◆ Task instructions
Whenever a line of the material contains the string "heading", it should be copied.

◆ Given records
________________________
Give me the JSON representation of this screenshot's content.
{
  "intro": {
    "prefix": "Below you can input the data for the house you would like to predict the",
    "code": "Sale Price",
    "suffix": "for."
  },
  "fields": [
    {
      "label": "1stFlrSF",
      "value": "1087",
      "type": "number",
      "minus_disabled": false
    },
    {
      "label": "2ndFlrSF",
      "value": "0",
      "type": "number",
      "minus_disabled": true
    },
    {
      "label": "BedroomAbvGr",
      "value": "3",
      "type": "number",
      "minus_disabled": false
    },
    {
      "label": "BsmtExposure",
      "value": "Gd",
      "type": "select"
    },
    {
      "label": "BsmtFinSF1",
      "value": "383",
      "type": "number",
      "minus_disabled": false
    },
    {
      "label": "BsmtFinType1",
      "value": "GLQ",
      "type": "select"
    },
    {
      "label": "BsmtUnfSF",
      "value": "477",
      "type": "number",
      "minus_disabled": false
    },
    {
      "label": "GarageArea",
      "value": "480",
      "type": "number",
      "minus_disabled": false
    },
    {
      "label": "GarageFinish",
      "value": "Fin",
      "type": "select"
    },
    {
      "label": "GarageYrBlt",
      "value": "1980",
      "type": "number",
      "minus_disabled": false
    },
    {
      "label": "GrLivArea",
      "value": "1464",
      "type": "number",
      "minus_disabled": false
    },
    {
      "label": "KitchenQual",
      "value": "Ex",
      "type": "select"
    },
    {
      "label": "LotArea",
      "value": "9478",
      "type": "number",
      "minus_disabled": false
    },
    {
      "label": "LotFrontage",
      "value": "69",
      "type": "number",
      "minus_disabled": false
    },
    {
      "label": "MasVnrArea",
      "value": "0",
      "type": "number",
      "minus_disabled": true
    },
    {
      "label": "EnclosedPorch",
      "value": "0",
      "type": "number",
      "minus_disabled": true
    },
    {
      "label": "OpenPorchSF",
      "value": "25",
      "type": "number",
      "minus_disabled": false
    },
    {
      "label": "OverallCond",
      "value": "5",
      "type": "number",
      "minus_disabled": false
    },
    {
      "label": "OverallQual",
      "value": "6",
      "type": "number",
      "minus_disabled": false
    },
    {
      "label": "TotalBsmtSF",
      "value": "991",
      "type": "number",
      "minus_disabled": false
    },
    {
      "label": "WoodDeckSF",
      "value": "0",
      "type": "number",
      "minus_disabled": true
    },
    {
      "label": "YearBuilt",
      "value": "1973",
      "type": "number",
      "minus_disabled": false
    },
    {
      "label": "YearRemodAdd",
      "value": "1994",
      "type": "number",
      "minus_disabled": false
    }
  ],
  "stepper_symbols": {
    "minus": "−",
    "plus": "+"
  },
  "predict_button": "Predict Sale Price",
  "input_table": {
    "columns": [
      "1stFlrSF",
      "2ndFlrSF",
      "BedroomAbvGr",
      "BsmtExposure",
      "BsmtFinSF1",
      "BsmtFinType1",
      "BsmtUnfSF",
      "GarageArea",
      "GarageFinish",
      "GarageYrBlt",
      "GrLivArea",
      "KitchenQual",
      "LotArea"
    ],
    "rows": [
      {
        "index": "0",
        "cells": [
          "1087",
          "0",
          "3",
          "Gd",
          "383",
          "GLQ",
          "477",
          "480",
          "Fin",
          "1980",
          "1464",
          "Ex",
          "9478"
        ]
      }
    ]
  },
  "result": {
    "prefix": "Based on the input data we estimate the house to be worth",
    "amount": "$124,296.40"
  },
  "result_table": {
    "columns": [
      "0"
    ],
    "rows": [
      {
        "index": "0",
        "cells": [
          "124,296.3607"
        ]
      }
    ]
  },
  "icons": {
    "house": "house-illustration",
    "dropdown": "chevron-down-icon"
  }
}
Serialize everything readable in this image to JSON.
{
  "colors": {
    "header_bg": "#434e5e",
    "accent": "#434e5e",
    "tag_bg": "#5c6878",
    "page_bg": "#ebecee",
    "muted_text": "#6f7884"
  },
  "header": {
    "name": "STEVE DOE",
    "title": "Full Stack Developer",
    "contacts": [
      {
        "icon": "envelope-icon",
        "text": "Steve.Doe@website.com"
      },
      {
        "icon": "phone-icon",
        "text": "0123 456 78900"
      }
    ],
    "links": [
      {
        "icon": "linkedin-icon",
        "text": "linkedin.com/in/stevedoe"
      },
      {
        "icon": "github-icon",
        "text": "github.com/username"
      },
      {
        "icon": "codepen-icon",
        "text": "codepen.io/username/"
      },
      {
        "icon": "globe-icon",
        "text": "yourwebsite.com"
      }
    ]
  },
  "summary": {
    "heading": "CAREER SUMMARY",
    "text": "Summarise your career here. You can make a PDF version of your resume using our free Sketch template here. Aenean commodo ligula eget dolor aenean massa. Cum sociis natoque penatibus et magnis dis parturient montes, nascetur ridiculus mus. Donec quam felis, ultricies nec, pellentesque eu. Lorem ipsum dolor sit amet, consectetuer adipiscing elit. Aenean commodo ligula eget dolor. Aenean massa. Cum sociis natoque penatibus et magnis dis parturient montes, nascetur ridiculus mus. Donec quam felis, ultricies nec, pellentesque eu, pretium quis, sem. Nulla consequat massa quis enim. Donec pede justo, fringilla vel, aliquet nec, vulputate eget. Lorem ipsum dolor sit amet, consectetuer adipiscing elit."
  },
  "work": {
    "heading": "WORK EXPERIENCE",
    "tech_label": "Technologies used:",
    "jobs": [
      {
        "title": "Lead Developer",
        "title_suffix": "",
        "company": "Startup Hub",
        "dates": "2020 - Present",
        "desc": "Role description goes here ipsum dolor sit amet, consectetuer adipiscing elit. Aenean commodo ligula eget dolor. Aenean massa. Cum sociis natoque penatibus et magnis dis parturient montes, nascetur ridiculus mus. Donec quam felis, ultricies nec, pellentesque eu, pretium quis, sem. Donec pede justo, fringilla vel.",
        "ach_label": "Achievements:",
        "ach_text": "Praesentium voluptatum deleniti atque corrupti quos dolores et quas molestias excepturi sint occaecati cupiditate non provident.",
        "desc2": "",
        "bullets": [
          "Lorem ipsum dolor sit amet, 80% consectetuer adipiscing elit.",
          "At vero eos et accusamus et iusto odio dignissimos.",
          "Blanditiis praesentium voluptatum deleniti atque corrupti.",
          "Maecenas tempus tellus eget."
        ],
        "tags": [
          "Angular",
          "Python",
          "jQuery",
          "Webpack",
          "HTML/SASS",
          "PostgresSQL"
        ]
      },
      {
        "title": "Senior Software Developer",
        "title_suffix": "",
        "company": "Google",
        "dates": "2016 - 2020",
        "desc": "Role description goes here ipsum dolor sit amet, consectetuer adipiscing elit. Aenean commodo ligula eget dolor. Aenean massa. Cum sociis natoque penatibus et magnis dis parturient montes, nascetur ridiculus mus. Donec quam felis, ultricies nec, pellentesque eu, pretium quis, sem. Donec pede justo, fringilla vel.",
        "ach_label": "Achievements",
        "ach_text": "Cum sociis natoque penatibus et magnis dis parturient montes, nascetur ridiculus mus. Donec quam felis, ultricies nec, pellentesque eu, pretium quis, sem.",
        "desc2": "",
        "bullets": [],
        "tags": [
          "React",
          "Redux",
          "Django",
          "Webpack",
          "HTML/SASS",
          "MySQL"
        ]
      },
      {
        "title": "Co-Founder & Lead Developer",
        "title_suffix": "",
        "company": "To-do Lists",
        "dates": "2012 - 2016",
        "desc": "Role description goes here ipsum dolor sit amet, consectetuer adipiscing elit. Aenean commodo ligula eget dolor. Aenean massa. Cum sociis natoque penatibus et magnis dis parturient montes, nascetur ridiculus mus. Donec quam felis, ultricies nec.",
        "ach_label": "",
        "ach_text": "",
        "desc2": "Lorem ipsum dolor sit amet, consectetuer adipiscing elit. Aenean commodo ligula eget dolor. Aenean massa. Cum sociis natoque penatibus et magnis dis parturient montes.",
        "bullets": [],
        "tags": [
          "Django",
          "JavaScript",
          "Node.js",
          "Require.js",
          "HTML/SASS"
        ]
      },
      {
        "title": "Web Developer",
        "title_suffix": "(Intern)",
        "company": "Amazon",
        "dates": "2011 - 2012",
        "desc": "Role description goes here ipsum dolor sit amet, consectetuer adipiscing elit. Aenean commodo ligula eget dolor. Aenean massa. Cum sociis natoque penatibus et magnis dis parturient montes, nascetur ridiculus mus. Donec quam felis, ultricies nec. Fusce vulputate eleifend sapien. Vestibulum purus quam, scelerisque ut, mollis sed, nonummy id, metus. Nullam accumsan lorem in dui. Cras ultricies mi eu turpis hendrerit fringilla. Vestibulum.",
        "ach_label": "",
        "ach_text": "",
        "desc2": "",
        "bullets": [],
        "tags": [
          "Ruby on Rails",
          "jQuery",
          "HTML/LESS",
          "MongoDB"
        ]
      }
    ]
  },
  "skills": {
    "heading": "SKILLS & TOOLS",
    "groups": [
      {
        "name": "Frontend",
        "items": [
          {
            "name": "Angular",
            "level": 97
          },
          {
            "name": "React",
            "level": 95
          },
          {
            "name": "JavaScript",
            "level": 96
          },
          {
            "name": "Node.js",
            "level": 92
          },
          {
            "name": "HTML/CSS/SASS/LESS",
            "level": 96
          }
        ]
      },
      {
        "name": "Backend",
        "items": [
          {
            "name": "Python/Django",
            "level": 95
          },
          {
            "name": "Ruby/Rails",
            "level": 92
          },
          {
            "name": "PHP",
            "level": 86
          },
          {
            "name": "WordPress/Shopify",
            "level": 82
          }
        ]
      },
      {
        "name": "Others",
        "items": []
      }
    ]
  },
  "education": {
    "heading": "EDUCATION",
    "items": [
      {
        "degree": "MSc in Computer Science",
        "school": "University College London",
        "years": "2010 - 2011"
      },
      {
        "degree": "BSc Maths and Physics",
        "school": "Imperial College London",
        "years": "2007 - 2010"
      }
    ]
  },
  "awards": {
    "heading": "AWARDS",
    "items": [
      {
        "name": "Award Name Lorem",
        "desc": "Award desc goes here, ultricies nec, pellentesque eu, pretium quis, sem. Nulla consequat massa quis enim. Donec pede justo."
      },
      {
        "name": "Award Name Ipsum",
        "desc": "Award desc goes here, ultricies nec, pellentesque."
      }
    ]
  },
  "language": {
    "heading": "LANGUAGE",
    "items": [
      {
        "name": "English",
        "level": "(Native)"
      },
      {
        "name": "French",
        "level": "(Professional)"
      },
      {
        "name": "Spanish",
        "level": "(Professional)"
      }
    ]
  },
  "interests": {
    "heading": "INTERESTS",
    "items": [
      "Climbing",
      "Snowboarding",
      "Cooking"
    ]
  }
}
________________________
◆ Result for this task
    "heading": "CAREER SUMMARY",
    "heading": "WORK EXPERIENCE",
    "heading": "SKILLS & TOOLS",
    "heading": "EDUCATION",
    "heading": "AWARDS",
    "heading": "LANGUAGE",
    "heading": "INTERESTS",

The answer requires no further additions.